Instead of using new, always use make to construct a map

Note that if you mistakenly use new() to allocate a reference object, you will get a null reference pointer, which is equivalent to declaring an uninitialized variable and taking its address:

mapCreated := new(map[string]float32)

Next, when we call: mapCreated["key1"] = 4.5, the compiler will report an error:

invalid operation: mapCreated["key1"] (index of type *map[string]float32).

To illustrate that the value can be of any type, here is a map using func() int as the value:


package main
import "fmt"
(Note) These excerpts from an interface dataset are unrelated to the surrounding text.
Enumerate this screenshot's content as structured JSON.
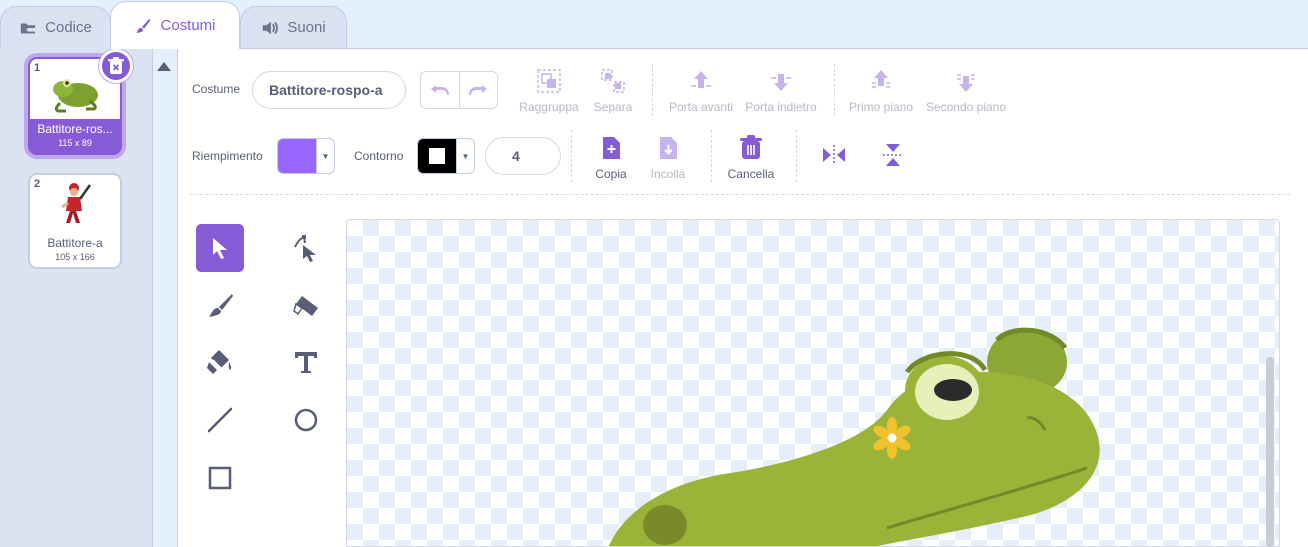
{
  "tabs": [
    {
      "label": "Codice",
      "icon": "code-icon"
    },
    {
      "label": "Costumi",
      "icon": "brush-icon",
      "active": true
    },
    {
      "label": "Suoni",
      "icon": "speaker-icon"
    }
  ],
  "costumes": [
    {
      "number": "1",
      "name": "Battitore-ros...",
      "size": "115 x 89",
      "selected": true
    },
    {
      "number": "2",
      "name": "Battitore-a",
      "size": "105 x 166",
      "selected": false
    }
  ],
  "toolbar": {
    "costume_label": "Costume",
    "costume_name": "Battitore-rospo-a",
    "group_label": "Raggruppa",
    "ungroup_label": "Separa",
    "forward_label": "Porta avanti",
    "backward_label": "Porta indietro",
    "front_label": "Primo piano",
    "back_label": "Secondo piano",
    "fill_label": "Riempimento",
    "outline_label": "Contorno",
    "outline_width": "4",
    "copy_label": "Copia",
    "paste_label": "Incolla",
    "delete_label": "Cancella"
  },
  "colors": {
    "accent": "#855cd6",
    "fill": "#9966ff",
    "outline": "#000000",
    "frog": "#9cb33a",
    "frog_dark": "#6f8a26"
  },
  "tools": [
    "select-tool",
    "reshape-tool",
    "brush-tool",
    "eraser-tool",
    "fill-tool",
    "text-tool",
    "line-tool",
    "circle-tool",
    "rectangle-tool"
  ]
}
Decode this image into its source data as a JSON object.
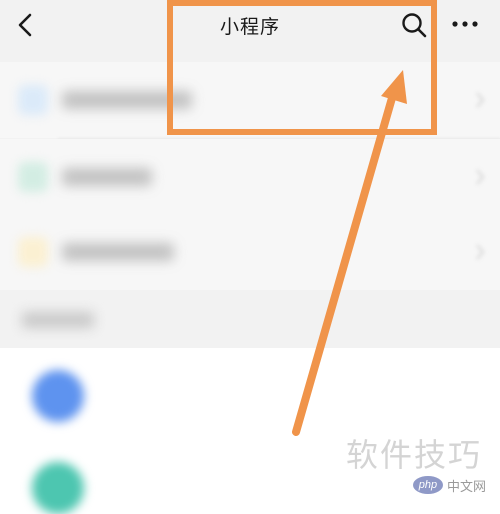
{
  "navbar": {
    "title": "小程序",
    "back_icon": "chevron-left-icon",
    "search_icon": "search-icon",
    "more_icon": "more-horizontal-icon"
  },
  "annotation": {
    "highlight_color": "#f0944a"
  },
  "watermark": {
    "text": "软件技巧",
    "logo_text": "php",
    "site_text": "中文网"
  },
  "colors": {
    "nav_background": "#f2f2f2",
    "list_background": "#f7f7f7",
    "item_blue": "#dbeaf9",
    "item_green": "#d3ede3",
    "item_yellow": "#fbf0d2",
    "avatar_blue": "#5e93ef",
    "avatar_teal": "#4dc6b0"
  }
}
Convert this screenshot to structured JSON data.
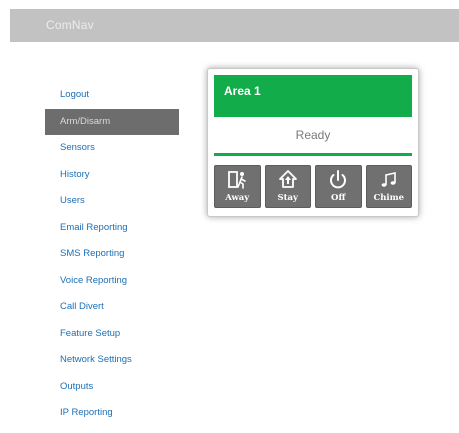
{
  "header": {
    "brand": "ComNav"
  },
  "sidebar": {
    "items": [
      {
        "label": "Logout",
        "active": false
      },
      {
        "label": "Arm/Disarm",
        "active": true
      },
      {
        "label": "Sensors",
        "active": false
      },
      {
        "label": "History",
        "active": false
      },
      {
        "label": "Users",
        "active": false
      },
      {
        "label": "Email Reporting",
        "active": false
      },
      {
        "label": "SMS Reporting",
        "active": false
      },
      {
        "label": "Voice Reporting",
        "active": false
      },
      {
        "label": "Call Divert",
        "active": false
      },
      {
        "label": "Feature Setup",
        "active": false
      },
      {
        "label": "Network Settings",
        "active": false
      },
      {
        "label": "Outputs",
        "active": false
      },
      {
        "label": "IP Reporting",
        "active": false
      }
    ]
  },
  "area": {
    "title": "Area 1",
    "status": "Ready",
    "buttons": [
      {
        "label": "Away",
        "icon": "away-icon"
      },
      {
        "label": "Stay",
        "icon": "stay-icon"
      },
      {
        "label": "Off",
        "icon": "power-icon"
      },
      {
        "label": "Chime",
        "icon": "chime-icon"
      }
    ]
  },
  "colors": {
    "header_bg": "#c2c2c2",
    "area_green": "#13ac4a",
    "button_gray": "#707070",
    "nav_active_bg": "#6d6d6d",
    "link_blue": "#1c6fb6"
  }
}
func main() {
    mf := map[int]func() int{
        1: func() int { return 10 },
        2: func() int { return 20 },
        5: func() int { return 50 },


map[1:0xe6c960 2:0xe6c980 5:0xe6c9a0]

map capacity

Unlike arrays, maps can be dynamically scaled according to the new key value, so there is no fixed length or maximum limit. But you can also choose to indicate the initial capacity of the map, like this: make(map[keytype]valuetype, cap). For example:

map2 := make(map[string]float32, 100)

When the map grows to the maximum capacity, if a new key value pair is added, the size of the map will automatically increase by 1. Therefore, for the sake of performance, it is better to indicate the capacity of a large map or a map that will expand rapidly, even if you only know about it.

Here is a specific example of map, which maps the scale to the corresponding audio:

noteFrequency := map[string]float32 {
    "C0": 16.35, "D0": 18.35, "E0": 20.60, "F0": 21.83,
    "G0": 24.50, "A0": 27.50, "B0": 30.87, "A4": 440}

Use slice as map value

Since a key can only correspond to one value, and value is an original type, what if a key corresponds to multiple values? For example, when we want to process all processes on a unix machine, we take the parent process (pid as integer) as the key and all child processes (slices composed of pid of all child processes) as the value. This problem can be solved gracefully by defining value as [] int type or other types of slices.

Here are some examples of defining this map:

mp1 := make(map[int][]int)
mp2 := make(map[int]*[]int)